The hospital situation is one that is less than ideal for us. There are some western, English-speaking hospitals in Shanghai, as it's a very international city. But, they are very expensive, so our insurance doesn't cover some of them, or only reimburses 40% of others. We were directed to the VIP (foreigner's) section of International Peace Maternity and Child Health Hospital by our insurance provider. It's so busy, that you have to register in the first 7 weeks of pregnancy or they won't take you. I finally got through to make an appointment by phone, It was hard to understand the receptionist, though I was grateful she at least spoke some English. The first opening for an ultrasound (which they require to establish proof of pregnancy in order to schedule a doctor's check-up) was for March 19th at 2:30 PM. When I asked for a different time, as my daughter naps at that time, she said any later meant I would be too late to schedule a doctor. It was very much "do what I say or get nothing" attitude. I understand that they are very busy, but it's also the attitude I've heard many Chinese doctors have, and that we've experienced some ourselves. And it would be nice to have some give and take in scheduling things...
I got a text soon after the call. It was all in Chinese, but it had the date and time of the appointment. It also had my name. But it was spelled "Anna Uuost" I guess when I said "w" they thought "double u" and "f" sounded like "s" and the "e" like "t"? While it provided a laugh, it also made me sigh. These are communication challenges faced daily, but somehow when it comes to medical things it seems more wrong.
The rate of C-sections in Chinese hospitals are 50-75%, which doesn't comfort us. When it's absolutely necessary, we're all for it. But a statistic that high means many aren't necessary. A friend told us it's probably mostly because doctors, wanting things to be scheduled, will scare Chinese women into having a c-section by telling them they're too small to deliver their baby. So maybe it won't affect us. But we also heard that most local doctors require you to give birth in bed, preferably on your back. I couldn't stand laying on my back for 2 minutes due to horrible back labor with Hadassah...
So, it's hard. We'll get the feel of things when we have our first appointment, although I'm already not liking the fact that it's required to get such an early ultrasound. Call me crazy, but we fall much more in the as natural as possible camp when it comes to childbirth, which is why we had Hadassah at home. It's not legal here, complicated by the fact that only hospitals issue birth certificates. Plus, being as far as we are from hospitals with some English options (45 minutes by taxi on a good day) we wouldn't feel comfortable with it. But we're also wary going in, knowing there are only 2 English speaking doctors to choose from at Peace, and the fact that it is so busy. But at least in the VIP section they give appointments. My neighbor said when she was pregnant she went to the hospital once on a Saturday morning at 9 AM. There were 1,000 people ahead of her in line, so she didn't see a doctor until 2 PM. So, we definitely have less to complain about!

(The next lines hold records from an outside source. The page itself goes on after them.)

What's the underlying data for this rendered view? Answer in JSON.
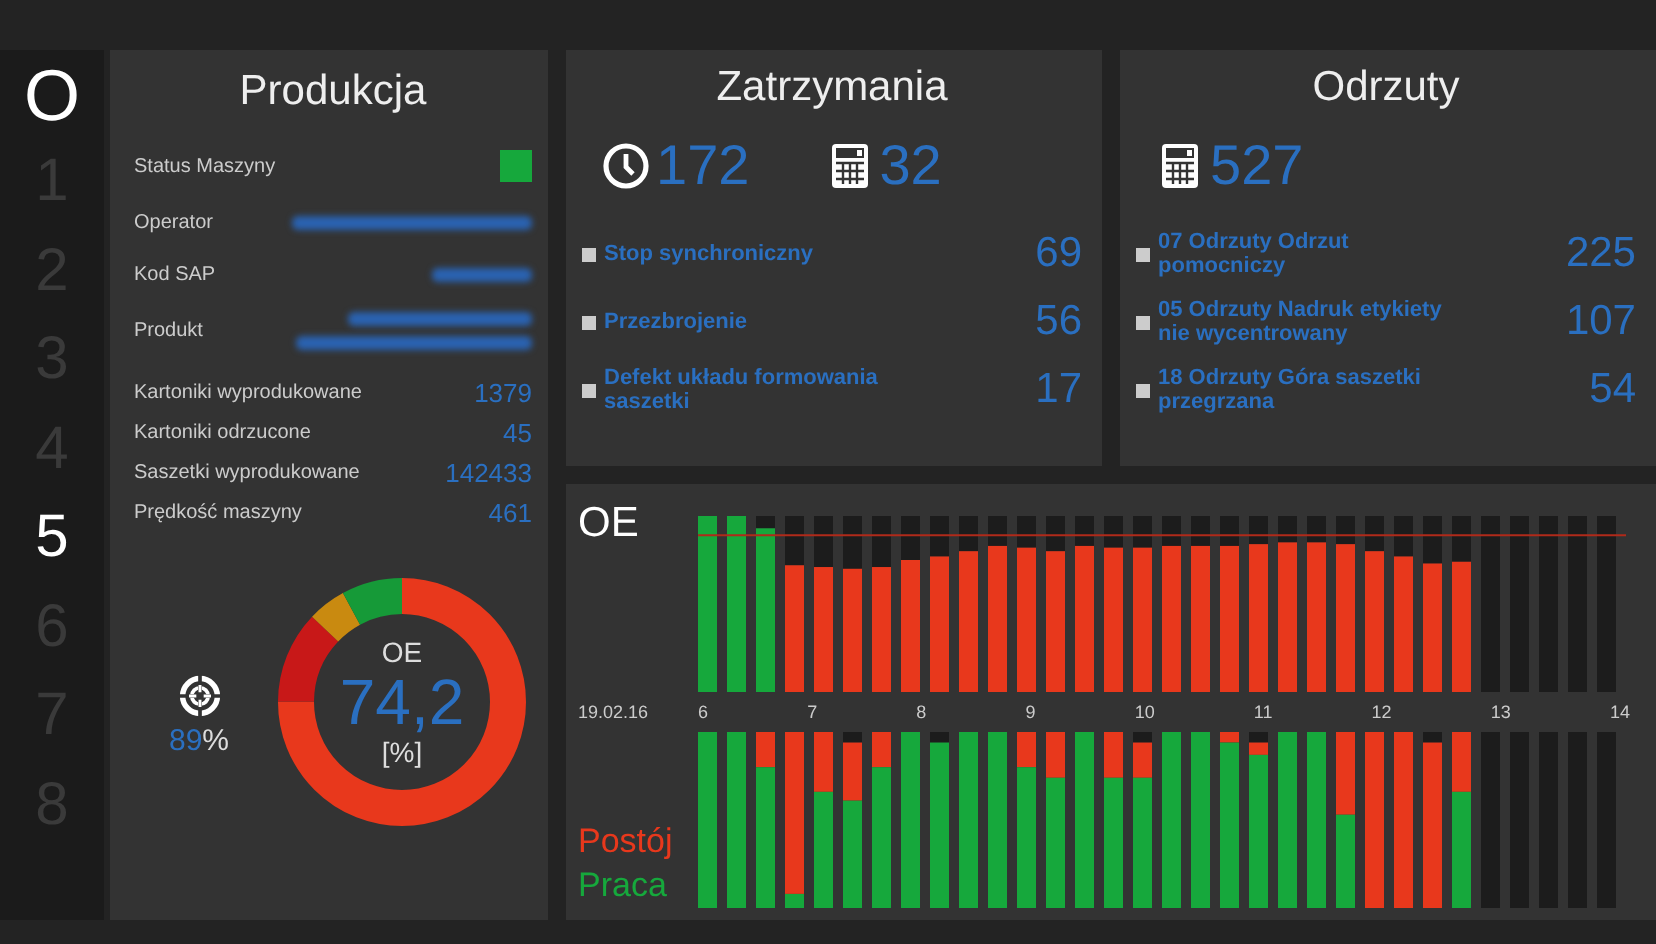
{
  "sidebar": {
    "logo": "O",
    "items": [
      {
        "label": "1",
        "selected": false
      },
      {
        "label": "2",
        "selected": false
      },
      {
        "label": "3",
        "selected": false
      },
      {
        "label": "4",
        "selected": false
      },
      {
        "label": "5",
        "selected": true
      },
      {
        "label": "6",
        "selected": false
      },
      {
        "label": "7",
        "selected": false
      },
      {
        "label": "8",
        "selected": false
      }
    ]
  },
  "production": {
    "title": "Produkcja",
    "status": {
      "label": "Status Maszyny",
      "running": true
    },
    "fields": [
      {
        "label": "Operator",
        "kind": "redacted_line"
      },
      {
        "label": "Kod SAP",
        "kind": "redacted_short"
      },
      {
        "label": "Produkt",
        "kind": "redacted_two_lines"
      }
    ],
    "counters": [
      {
        "label": "Kartoniki wyprodukowane",
        "value": "1379"
      },
      {
        "label": "Kartoniki odrzucone",
        "value": "45"
      },
      {
        "label": "Saszetki wyprodukowane",
        "value": "142433"
      },
      {
        "label": "Prędkość maszyny",
        "value": "461"
      }
    ],
    "target": {
      "value": "89",
      "unit": "%"
    },
    "gauge": {
      "label": "OE",
      "value": "74,2",
      "unit": "[%]"
    }
  },
  "stops": {
    "title": "Zatrzymania",
    "totals": [
      {
        "kind": "time",
        "value": "172"
      },
      {
        "kind": "count",
        "value": "32"
      }
    ],
    "items": [
      {
        "label": "Stop synchroniczny",
        "value": "69"
      },
      {
        "label": "Przezbrojenie",
        "value": "56"
      },
      {
        "label": "Defekt układu formowania saszetki",
        "value": "17"
      }
    ]
  },
  "rejects": {
    "title": "Odrzuty",
    "totals": [
      {
        "kind": "count",
        "value": "527"
      }
    ],
    "items": [
      {
        "label": "07 Odrzuty Odrzut pomocniczy",
        "value": "225"
      },
      {
        "label": "05 Odrzuty Nadruk etykiety nie wycentrowany",
        "value": "107"
      },
      {
        "label": "18 Odrzuty Góra saszetki przegrzana",
        "value": "54"
      }
    ]
  },
  "chart": {
    "title": "OE",
    "date": "19.02.16",
    "hours": [
      "6",
      "7",
      "8",
      "9",
      "10",
      "11",
      "12",
      "13",
      "14"
    ],
    "legend": [
      {
        "label": "Postój",
        "color": "#e8381c"
      },
      {
        "label": "Praca",
        "color": "#16a83c"
      }
    ]
  }
}
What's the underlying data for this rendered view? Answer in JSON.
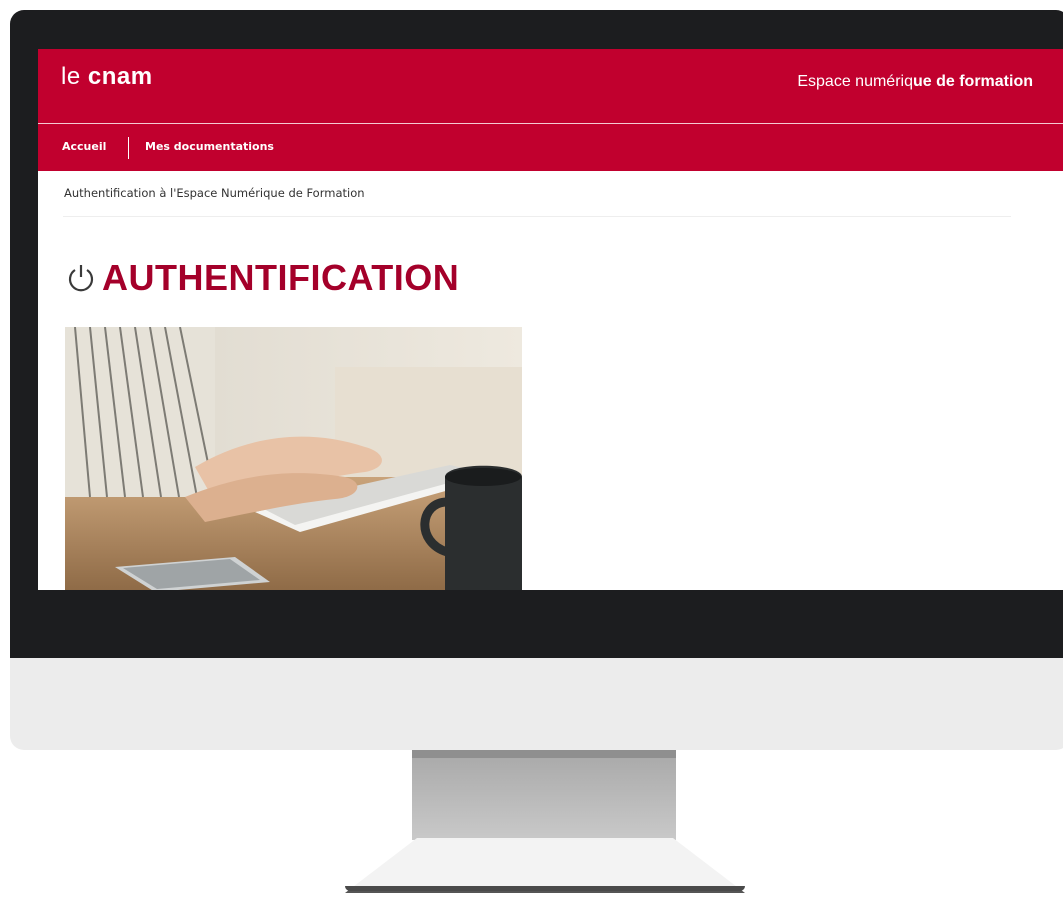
{
  "header": {
    "logo_prefix": "le ",
    "logo_brand": "cnam",
    "site_title_plain": "Espace numériq",
    "site_title_bold": "ue de formation"
  },
  "nav": {
    "items": [
      {
        "label": "Accueil"
      },
      {
        "label": "Mes documentations"
      }
    ]
  },
  "breadcrumb": "Authentification à l'Espace Numérique de Formation",
  "page": {
    "title": "AUTHENTIFICATION",
    "title_icon": "power-icon",
    "photo": "hands-typing-on-keyboard-image"
  },
  "colors": {
    "brand_red": "#c1002e",
    "title_red": "#a4002a"
  }
}
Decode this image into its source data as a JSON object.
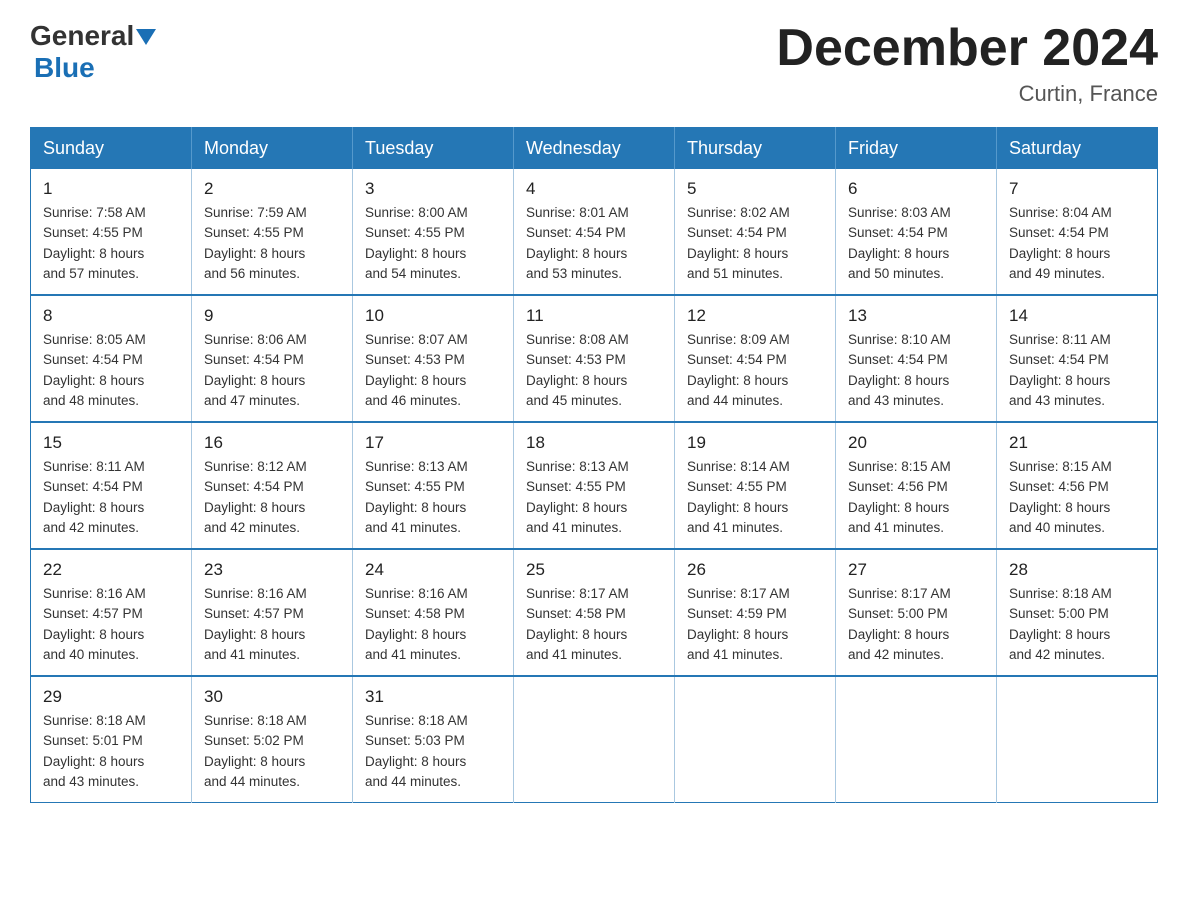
{
  "header": {
    "logo": {
      "text_general": "General",
      "text_blue": "Blue"
    },
    "title": "December 2024",
    "location": "Curtin, France"
  },
  "calendar": {
    "days_of_week": [
      "Sunday",
      "Monday",
      "Tuesday",
      "Wednesday",
      "Thursday",
      "Friday",
      "Saturday"
    ],
    "weeks": [
      [
        {
          "day": "1",
          "sunrise": "7:58 AM",
          "sunset": "4:55 PM",
          "daylight": "8 hours and 57 minutes."
        },
        {
          "day": "2",
          "sunrise": "7:59 AM",
          "sunset": "4:55 PM",
          "daylight": "8 hours and 56 minutes."
        },
        {
          "day": "3",
          "sunrise": "8:00 AM",
          "sunset": "4:55 PM",
          "daylight": "8 hours and 54 minutes."
        },
        {
          "day": "4",
          "sunrise": "8:01 AM",
          "sunset": "4:54 PM",
          "daylight": "8 hours and 53 minutes."
        },
        {
          "day": "5",
          "sunrise": "8:02 AM",
          "sunset": "4:54 PM",
          "daylight": "8 hours and 51 minutes."
        },
        {
          "day": "6",
          "sunrise": "8:03 AM",
          "sunset": "4:54 PM",
          "daylight": "8 hours and 50 minutes."
        },
        {
          "day": "7",
          "sunrise": "8:04 AM",
          "sunset": "4:54 PM",
          "daylight": "8 hours and 49 minutes."
        }
      ],
      [
        {
          "day": "8",
          "sunrise": "8:05 AM",
          "sunset": "4:54 PM",
          "daylight": "8 hours and 48 minutes."
        },
        {
          "day": "9",
          "sunrise": "8:06 AM",
          "sunset": "4:54 PM",
          "daylight": "8 hours and 47 minutes."
        },
        {
          "day": "10",
          "sunrise": "8:07 AM",
          "sunset": "4:53 PM",
          "daylight": "8 hours and 46 minutes."
        },
        {
          "day": "11",
          "sunrise": "8:08 AM",
          "sunset": "4:53 PM",
          "daylight": "8 hours and 45 minutes."
        },
        {
          "day": "12",
          "sunrise": "8:09 AM",
          "sunset": "4:54 PM",
          "daylight": "8 hours and 44 minutes."
        },
        {
          "day": "13",
          "sunrise": "8:10 AM",
          "sunset": "4:54 PM",
          "daylight": "8 hours and 43 minutes."
        },
        {
          "day": "14",
          "sunrise": "8:11 AM",
          "sunset": "4:54 PM",
          "daylight": "8 hours and 43 minutes."
        }
      ],
      [
        {
          "day": "15",
          "sunrise": "8:11 AM",
          "sunset": "4:54 PM",
          "daylight": "8 hours and 42 minutes."
        },
        {
          "day": "16",
          "sunrise": "8:12 AM",
          "sunset": "4:54 PM",
          "daylight": "8 hours and 42 minutes."
        },
        {
          "day": "17",
          "sunrise": "8:13 AM",
          "sunset": "4:55 PM",
          "daylight": "8 hours and 41 minutes."
        },
        {
          "day": "18",
          "sunrise": "8:13 AM",
          "sunset": "4:55 PM",
          "daylight": "8 hours and 41 minutes."
        },
        {
          "day": "19",
          "sunrise": "8:14 AM",
          "sunset": "4:55 PM",
          "daylight": "8 hours and 41 minutes."
        },
        {
          "day": "20",
          "sunrise": "8:15 AM",
          "sunset": "4:56 PM",
          "daylight": "8 hours and 41 minutes."
        },
        {
          "day": "21",
          "sunrise": "8:15 AM",
          "sunset": "4:56 PM",
          "daylight": "8 hours and 40 minutes."
        }
      ],
      [
        {
          "day": "22",
          "sunrise": "8:16 AM",
          "sunset": "4:57 PM",
          "daylight": "8 hours and 40 minutes."
        },
        {
          "day": "23",
          "sunrise": "8:16 AM",
          "sunset": "4:57 PM",
          "daylight": "8 hours and 41 minutes."
        },
        {
          "day": "24",
          "sunrise": "8:16 AM",
          "sunset": "4:58 PM",
          "daylight": "8 hours and 41 minutes."
        },
        {
          "day": "25",
          "sunrise": "8:17 AM",
          "sunset": "4:58 PM",
          "daylight": "8 hours and 41 minutes."
        },
        {
          "day": "26",
          "sunrise": "8:17 AM",
          "sunset": "4:59 PM",
          "daylight": "8 hours and 41 minutes."
        },
        {
          "day": "27",
          "sunrise": "8:17 AM",
          "sunset": "5:00 PM",
          "daylight": "8 hours and 42 minutes."
        },
        {
          "day": "28",
          "sunrise": "8:18 AM",
          "sunset": "5:00 PM",
          "daylight": "8 hours and 42 minutes."
        }
      ],
      [
        {
          "day": "29",
          "sunrise": "8:18 AM",
          "sunset": "5:01 PM",
          "daylight": "8 hours and 43 minutes."
        },
        {
          "day": "30",
          "sunrise": "8:18 AM",
          "sunset": "5:02 PM",
          "daylight": "8 hours and 44 minutes."
        },
        {
          "day": "31",
          "sunrise": "8:18 AM",
          "sunset": "5:03 PM",
          "daylight": "8 hours and 44 minutes."
        },
        null,
        null,
        null,
        null
      ]
    ],
    "labels": {
      "sunrise": "Sunrise:",
      "sunset": "Sunset:",
      "daylight": "Daylight:"
    }
  }
}
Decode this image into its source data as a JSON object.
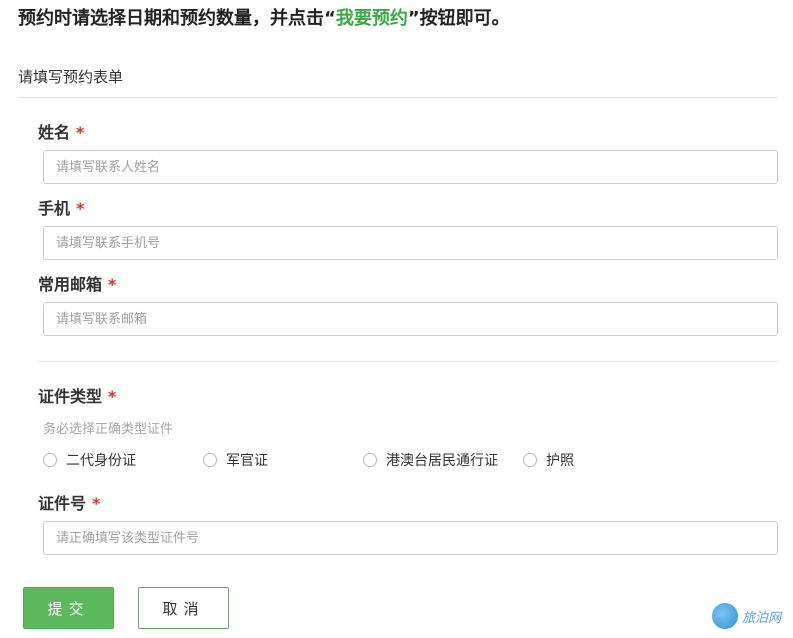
{
  "instruction": {
    "prefix": "预约时请选择日期和预约数量，并点击“",
    "highlight": "我要预约",
    "suffix": "”按钮即可。"
  },
  "form": {
    "title": "请填写预约表单",
    "required_mark": "*",
    "name": {
      "label": "姓名",
      "placeholder": "请填写联系人姓名",
      "value": ""
    },
    "phone": {
      "label": "手机",
      "placeholder": "请填写联系手机号",
      "value": ""
    },
    "email": {
      "label": "常用邮箱",
      "placeholder": "请填写联系邮箱",
      "value": ""
    },
    "id_type": {
      "label": "证件类型",
      "hint": "务必选择正确类型证件",
      "options": [
        "二代身份证",
        "军官证",
        "港澳台居民通行证",
        "护照"
      ]
    },
    "id_number": {
      "label": "证件号",
      "placeholder": "请正确填写该类型证件号",
      "value": ""
    }
  },
  "buttons": {
    "submit": "提交",
    "cancel": "取消"
  },
  "watermark": {
    "text": "旅泊网"
  },
  "colors": {
    "accent_green": "#39a845",
    "button_green": "#5cb85c",
    "required_red": "#d9312b"
  }
}
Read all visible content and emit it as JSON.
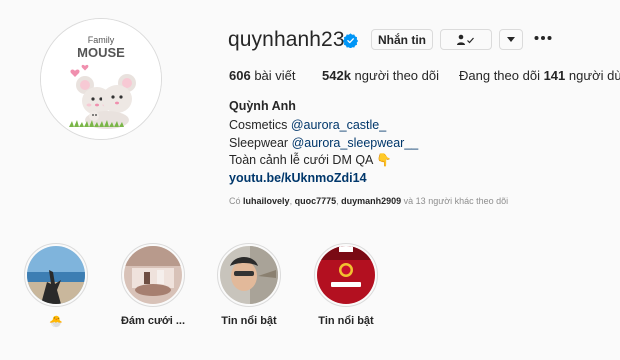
{
  "profile": {
    "username": "quynhanh23",
    "avatar_text_top": "Family",
    "avatar_text_main": "MOUSE",
    "buttons": {
      "message": "Nhắn tin",
      "follow_icon": "person-check-icon",
      "dropdown_icon": "chevron-down-icon",
      "more_icon": "more-dots-icon"
    }
  },
  "stats": {
    "posts_count": "606",
    "posts_label": "bài viết",
    "followers_count": "542k",
    "followers_label": "người theo dõi",
    "following_prefix": "Đang theo dõi",
    "following_count": "141",
    "following_label": "người dùng"
  },
  "bio": {
    "name": "Quỳnh Anh",
    "line1_text": "Cosmetics",
    "line1_mention": "@aurora_castle_",
    "line2_text": "Sleepwear",
    "line2_mention": "@aurora_sleepwear__",
    "line3_text": "Toàn cảnh lễ cưới DM QA",
    "line3_emoji": "👇",
    "link": "youtu.be/kUknmoZdi14"
  },
  "followed_by": {
    "prefix": "Có",
    "user1": "luhailovely",
    "user2": "quoc7775",
    "user3": "duymanh2909",
    "suffix": "và 13 người khác theo dõi"
  },
  "highlights": [
    {
      "label": "🐣"
    },
    {
      "label": "Đám cưới ..."
    },
    {
      "label": "Tin nổi bật"
    },
    {
      "label": "Tin nổi bật"
    }
  ],
  "colors": {
    "background": "#fafafa",
    "text": "#262626",
    "link": "#00376b",
    "muted": "#8e8e8e",
    "verified": "#0095f6",
    "border": "#dbdbdb"
  }
}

None of this dims our joy, though. A coming baby is a reason to rejoice. We want to prepare well, and provide the best welcoming that we can. Sometimes that means not dwelling on the negatives. Other times that means choosing different things. So it's a journey. We don't know what God will provide for this one's birth, or for sure where we'll be, but we are so grateful He has given the life. Like everything else, this is a season in which to learn to trust Him more...
And we are excited. :)